═══ STORED DATA ═══

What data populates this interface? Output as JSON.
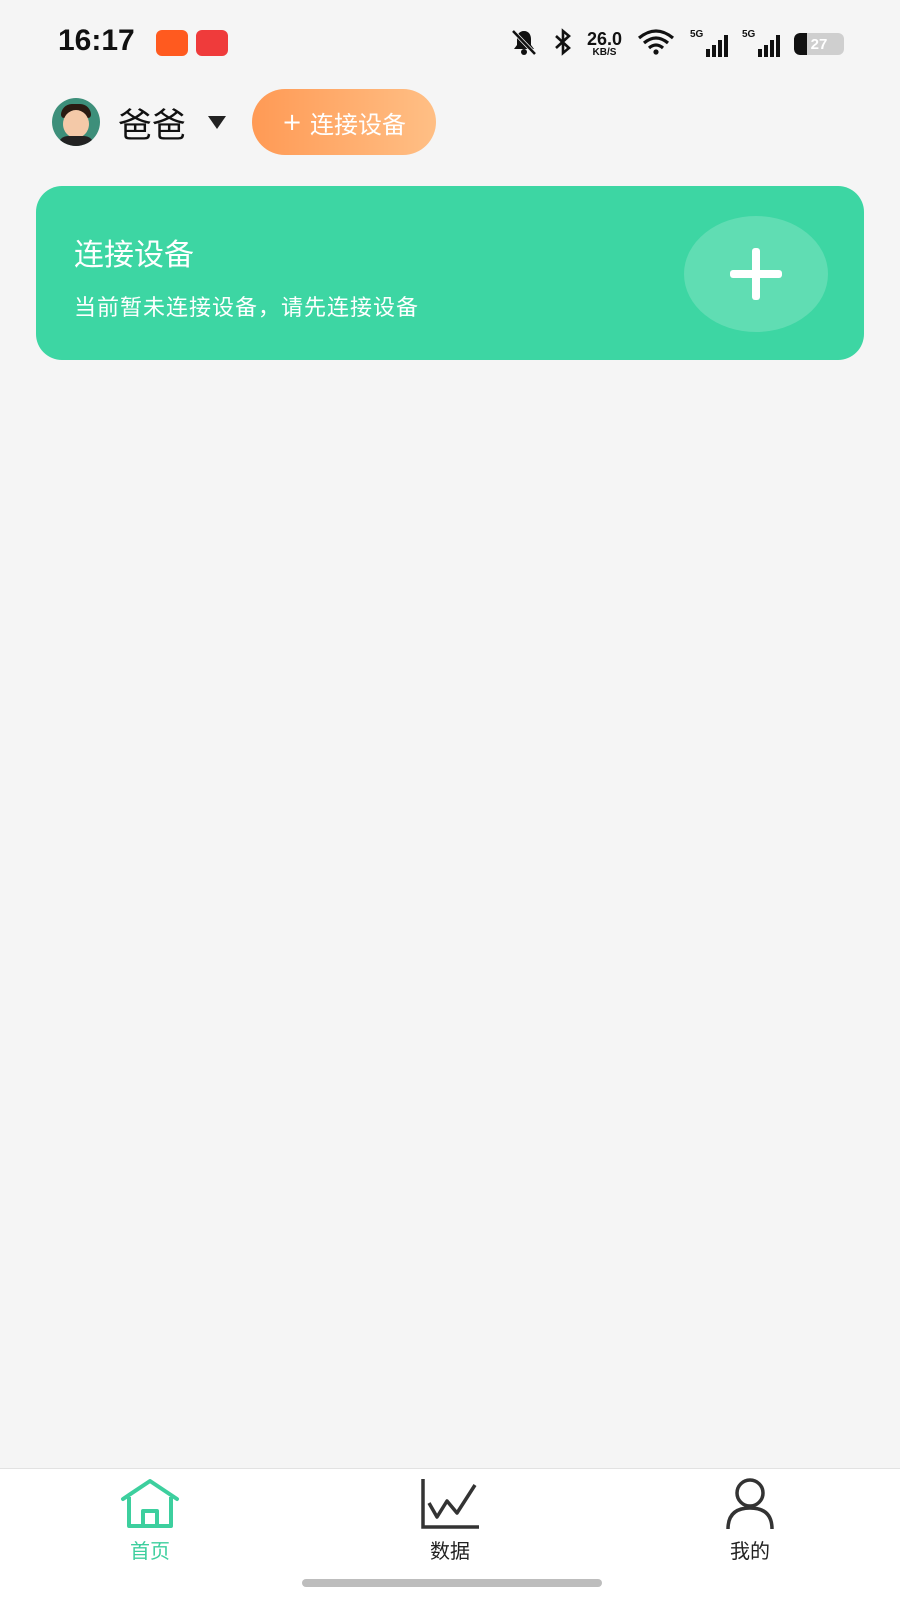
{
  "status_bar": {
    "time": "16:17",
    "net_speed_value": "26.0",
    "net_speed_unit": "KB/S",
    "signal1_label": "5G",
    "signal2_label": "5G",
    "battery": "27"
  },
  "header": {
    "user_name": "爸爸",
    "connect_button_label": "连接设备",
    "connect_button_icon": "+"
  },
  "card": {
    "title": "连接设备",
    "subtitle": "当前暂未连接设备，请先连接设备",
    "color": "#3dd6a3"
  },
  "bottom_nav": {
    "items": [
      {
        "label": "首页",
        "icon": "home-icon",
        "active": true
      },
      {
        "label": "数据",
        "icon": "chart-icon",
        "active": false
      },
      {
        "label": "我的",
        "icon": "user-icon",
        "active": false
      }
    ],
    "active_color": "#3dcf9e"
  },
  "colors": {
    "accent_green": "#3dd6a3",
    "button_orange": "#ff9a55",
    "background": "#f5f5f5"
  }
}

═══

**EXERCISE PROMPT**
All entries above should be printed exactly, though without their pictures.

**RESPONSE TO THIS TASK**
What data populates this interface? Output as JSON.
{
  "status_bar": {
    "time": "16:17",
    "net_speed_value": "26.0",
    "net_speed_unit": "KB/S",
    "signal1_label": "5G",
    "signal2_label": "5G",
    "battery": "27"
  },
  "header": {
    "user_name": "爸爸",
    "connect_button_label": "连接设备",
    "connect_button_icon": "+"
  },
  "card": {
    "title": "连接设备",
    "subtitle": "当前暂未连接设备，请先连接设备",
    "color": "#3dd6a3"
  },
  "bottom_nav": {
    "items": [
      {
        "label": "首页",
        "icon": "home-icon",
        "active": true
      },
      {
        "label": "数据",
        "icon": "chart-icon",
        "active": false
      },
      {
        "label": "我的",
        "icon": "user-icon",
        "active": false
      }
    ],
    "active_color": "#3dcf9e"
  },
  "colors": {
    "accent_green": "#3dd6a3",
    "button_orange": "#ff9a55",
    "background": "#f5f5f5"
  }
}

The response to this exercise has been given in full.